Assigned task
For the entries below, state how many lines contain the word "content" and add nothing else.
*** Input records ***
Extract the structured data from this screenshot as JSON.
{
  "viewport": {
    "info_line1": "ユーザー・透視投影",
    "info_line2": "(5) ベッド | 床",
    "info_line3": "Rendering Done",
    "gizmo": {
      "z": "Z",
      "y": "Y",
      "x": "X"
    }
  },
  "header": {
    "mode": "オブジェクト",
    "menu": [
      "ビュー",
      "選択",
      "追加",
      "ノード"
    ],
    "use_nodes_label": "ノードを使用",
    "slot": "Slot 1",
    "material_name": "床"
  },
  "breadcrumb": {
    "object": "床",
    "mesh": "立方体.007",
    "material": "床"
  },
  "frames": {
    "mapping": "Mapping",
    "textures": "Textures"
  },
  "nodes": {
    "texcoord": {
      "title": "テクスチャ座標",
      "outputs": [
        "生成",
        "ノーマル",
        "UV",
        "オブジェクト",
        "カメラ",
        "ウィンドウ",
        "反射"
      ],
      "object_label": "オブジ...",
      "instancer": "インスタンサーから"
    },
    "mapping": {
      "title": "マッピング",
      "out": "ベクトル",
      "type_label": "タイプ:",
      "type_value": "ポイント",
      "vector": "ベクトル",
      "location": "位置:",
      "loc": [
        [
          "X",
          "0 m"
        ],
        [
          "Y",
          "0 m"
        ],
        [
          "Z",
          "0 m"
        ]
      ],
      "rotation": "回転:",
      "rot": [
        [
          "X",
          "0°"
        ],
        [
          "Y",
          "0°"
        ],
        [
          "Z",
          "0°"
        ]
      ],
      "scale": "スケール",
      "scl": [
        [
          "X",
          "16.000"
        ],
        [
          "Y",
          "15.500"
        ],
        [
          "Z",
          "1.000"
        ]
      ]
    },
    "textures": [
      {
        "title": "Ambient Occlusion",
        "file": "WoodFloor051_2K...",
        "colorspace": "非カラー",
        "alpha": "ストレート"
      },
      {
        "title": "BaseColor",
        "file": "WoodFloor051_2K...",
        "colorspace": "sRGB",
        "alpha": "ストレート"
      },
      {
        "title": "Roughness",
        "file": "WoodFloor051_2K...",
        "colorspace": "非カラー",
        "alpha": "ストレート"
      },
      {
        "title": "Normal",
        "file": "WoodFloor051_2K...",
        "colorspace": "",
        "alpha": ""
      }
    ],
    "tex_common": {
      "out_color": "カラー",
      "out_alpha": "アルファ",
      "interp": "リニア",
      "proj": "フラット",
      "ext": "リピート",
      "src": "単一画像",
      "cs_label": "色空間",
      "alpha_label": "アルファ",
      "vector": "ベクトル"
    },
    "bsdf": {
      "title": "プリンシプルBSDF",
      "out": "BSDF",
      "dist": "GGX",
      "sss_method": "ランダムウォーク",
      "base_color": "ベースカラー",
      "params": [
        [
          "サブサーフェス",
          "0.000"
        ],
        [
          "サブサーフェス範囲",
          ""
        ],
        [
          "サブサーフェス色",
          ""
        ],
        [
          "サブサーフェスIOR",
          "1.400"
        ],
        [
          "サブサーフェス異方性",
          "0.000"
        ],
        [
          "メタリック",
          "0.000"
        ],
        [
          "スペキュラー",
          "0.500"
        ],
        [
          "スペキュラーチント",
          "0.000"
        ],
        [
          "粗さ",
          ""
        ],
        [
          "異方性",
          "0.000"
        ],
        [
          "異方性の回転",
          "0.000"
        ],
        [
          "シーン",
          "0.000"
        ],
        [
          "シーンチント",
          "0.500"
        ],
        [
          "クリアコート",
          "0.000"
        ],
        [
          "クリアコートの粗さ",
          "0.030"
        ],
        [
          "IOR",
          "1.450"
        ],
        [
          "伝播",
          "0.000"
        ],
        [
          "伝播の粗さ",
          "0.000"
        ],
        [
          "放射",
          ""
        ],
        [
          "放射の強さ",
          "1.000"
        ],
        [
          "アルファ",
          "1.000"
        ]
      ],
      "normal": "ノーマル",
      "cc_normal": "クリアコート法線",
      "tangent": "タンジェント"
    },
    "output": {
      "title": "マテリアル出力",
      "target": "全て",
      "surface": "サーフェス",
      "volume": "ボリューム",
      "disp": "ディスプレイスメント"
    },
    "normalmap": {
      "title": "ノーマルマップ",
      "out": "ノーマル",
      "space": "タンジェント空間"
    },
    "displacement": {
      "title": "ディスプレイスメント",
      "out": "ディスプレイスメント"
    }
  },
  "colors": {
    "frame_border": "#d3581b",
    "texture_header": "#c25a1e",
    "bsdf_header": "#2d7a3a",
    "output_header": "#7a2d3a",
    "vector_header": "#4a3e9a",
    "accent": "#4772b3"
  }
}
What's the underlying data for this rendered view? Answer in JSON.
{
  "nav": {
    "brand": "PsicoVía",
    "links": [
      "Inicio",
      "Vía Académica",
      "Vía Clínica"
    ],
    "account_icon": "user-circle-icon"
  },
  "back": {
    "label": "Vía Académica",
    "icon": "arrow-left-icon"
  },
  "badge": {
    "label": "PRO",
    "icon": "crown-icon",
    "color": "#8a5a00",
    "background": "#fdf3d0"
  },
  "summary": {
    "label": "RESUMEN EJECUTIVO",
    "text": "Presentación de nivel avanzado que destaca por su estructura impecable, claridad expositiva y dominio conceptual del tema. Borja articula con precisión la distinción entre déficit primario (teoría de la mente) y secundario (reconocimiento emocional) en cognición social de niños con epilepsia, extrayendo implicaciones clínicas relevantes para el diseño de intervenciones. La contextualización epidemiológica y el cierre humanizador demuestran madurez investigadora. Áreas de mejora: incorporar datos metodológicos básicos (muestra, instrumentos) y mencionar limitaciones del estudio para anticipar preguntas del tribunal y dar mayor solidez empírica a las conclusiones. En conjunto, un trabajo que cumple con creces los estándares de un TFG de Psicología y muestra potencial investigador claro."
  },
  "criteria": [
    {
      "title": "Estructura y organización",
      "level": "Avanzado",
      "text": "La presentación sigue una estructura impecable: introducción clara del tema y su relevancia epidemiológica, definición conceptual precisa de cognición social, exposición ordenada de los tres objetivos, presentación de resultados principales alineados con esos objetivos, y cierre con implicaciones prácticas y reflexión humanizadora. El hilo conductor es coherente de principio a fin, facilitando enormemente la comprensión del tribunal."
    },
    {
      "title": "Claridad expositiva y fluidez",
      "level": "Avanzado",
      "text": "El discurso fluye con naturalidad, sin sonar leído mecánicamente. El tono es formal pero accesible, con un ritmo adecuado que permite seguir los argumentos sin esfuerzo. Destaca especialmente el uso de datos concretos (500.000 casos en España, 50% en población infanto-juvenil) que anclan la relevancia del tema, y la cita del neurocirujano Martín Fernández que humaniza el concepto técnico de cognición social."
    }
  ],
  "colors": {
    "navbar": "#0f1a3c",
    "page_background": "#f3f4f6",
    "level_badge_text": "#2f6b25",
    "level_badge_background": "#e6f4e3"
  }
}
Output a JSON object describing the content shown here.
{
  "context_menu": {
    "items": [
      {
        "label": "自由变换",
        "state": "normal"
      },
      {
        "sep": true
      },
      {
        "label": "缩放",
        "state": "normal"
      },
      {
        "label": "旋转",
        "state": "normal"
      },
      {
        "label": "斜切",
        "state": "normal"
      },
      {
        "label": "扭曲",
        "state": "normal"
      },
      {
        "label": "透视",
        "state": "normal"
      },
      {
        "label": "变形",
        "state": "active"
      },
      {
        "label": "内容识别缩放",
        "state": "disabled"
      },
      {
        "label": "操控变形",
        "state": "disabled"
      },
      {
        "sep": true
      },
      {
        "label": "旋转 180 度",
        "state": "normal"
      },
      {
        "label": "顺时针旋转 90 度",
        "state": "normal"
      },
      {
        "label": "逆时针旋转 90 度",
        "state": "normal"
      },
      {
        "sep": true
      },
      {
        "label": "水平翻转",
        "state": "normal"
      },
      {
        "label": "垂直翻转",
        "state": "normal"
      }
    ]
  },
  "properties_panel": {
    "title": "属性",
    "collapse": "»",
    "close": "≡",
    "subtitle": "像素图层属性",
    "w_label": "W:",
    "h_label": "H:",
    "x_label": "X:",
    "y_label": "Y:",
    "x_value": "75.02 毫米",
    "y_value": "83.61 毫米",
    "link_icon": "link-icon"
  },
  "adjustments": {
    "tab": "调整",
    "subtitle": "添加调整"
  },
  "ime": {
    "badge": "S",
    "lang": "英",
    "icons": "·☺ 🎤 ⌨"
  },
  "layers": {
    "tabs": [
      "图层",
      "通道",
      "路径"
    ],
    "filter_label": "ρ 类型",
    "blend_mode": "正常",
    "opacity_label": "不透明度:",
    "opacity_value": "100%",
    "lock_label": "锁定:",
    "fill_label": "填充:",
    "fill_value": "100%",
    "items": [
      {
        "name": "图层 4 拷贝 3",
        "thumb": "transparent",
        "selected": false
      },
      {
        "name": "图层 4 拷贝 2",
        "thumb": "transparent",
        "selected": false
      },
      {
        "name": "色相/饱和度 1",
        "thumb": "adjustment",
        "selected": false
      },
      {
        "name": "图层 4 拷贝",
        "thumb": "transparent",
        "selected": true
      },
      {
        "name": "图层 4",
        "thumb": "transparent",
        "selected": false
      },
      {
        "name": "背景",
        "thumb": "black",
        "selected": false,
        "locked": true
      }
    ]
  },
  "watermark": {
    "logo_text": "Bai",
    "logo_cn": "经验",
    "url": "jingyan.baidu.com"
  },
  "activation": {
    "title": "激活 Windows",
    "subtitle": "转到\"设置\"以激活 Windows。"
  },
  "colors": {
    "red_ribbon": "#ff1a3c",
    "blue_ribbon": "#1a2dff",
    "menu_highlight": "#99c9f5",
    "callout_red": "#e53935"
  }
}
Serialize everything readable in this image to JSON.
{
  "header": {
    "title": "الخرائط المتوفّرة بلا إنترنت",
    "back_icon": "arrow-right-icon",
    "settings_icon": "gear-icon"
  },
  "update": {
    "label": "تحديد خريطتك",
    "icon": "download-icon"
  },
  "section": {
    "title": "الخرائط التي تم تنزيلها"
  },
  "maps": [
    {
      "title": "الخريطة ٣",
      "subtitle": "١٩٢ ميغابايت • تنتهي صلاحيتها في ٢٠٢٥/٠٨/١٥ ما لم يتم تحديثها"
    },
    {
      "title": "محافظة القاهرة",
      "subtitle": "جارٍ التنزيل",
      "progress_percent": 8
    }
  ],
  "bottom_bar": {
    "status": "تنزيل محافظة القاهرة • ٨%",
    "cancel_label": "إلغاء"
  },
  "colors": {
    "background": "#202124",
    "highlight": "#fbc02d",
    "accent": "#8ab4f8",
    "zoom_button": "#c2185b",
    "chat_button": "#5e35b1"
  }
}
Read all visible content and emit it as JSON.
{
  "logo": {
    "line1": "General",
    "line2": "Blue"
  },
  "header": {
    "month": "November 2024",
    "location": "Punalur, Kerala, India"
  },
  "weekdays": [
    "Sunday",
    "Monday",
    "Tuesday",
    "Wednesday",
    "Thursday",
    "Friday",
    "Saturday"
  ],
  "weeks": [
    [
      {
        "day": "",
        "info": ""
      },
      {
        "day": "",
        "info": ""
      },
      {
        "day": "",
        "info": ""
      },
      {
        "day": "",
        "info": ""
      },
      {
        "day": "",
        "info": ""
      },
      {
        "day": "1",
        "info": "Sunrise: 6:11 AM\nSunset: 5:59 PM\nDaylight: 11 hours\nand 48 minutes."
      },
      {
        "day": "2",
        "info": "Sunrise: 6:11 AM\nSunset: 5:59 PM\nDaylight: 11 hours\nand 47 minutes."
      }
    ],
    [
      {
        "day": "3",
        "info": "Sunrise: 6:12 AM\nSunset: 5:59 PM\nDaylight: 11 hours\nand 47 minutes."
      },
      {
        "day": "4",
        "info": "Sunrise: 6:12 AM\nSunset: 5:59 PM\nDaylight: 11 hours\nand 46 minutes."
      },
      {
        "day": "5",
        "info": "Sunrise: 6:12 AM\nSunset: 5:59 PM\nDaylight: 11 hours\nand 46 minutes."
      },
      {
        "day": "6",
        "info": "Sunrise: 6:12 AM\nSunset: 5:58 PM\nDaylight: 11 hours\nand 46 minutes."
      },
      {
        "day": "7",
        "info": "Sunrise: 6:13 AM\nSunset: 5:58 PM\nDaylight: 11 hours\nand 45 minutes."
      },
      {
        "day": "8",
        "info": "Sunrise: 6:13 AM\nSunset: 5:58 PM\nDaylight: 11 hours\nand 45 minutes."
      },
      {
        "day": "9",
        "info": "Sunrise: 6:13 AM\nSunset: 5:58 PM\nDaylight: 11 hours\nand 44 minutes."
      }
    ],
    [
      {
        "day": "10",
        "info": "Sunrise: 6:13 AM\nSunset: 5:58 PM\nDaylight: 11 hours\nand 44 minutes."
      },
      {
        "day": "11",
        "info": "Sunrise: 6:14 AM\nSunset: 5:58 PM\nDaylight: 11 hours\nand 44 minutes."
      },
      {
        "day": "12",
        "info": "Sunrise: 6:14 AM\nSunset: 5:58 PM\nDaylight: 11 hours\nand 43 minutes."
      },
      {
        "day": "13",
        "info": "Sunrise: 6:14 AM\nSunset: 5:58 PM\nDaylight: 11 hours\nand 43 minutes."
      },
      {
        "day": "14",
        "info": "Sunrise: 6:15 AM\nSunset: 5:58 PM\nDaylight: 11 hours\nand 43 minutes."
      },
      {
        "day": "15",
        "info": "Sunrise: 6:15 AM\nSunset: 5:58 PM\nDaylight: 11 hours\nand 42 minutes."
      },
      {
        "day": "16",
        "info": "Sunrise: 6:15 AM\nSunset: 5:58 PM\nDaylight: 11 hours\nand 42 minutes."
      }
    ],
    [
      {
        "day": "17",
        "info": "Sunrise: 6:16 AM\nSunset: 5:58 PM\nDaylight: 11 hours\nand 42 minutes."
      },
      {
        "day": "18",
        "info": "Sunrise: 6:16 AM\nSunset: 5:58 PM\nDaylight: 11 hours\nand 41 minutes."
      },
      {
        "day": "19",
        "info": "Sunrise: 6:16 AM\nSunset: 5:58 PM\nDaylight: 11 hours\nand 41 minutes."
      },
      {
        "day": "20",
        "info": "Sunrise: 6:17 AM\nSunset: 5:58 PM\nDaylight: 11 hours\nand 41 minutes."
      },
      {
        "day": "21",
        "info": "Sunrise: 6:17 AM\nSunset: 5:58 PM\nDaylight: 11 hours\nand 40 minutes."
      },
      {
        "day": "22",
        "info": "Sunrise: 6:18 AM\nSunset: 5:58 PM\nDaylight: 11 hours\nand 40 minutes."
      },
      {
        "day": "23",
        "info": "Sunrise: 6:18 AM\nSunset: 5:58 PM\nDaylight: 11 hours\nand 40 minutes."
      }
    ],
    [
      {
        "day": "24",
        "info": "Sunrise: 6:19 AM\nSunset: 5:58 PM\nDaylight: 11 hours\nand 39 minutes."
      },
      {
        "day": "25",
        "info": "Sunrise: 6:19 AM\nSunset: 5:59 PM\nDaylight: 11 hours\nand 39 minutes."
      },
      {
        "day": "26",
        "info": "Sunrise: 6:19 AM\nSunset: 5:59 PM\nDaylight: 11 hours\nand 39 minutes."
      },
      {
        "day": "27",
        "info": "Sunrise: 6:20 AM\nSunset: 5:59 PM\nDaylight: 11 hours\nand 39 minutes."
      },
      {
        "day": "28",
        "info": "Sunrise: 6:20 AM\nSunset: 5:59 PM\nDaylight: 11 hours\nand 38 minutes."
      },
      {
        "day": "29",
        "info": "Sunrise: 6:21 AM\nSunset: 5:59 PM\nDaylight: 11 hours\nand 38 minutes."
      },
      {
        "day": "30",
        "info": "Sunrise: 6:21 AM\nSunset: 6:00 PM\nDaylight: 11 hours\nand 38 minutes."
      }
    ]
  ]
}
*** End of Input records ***
Response box
2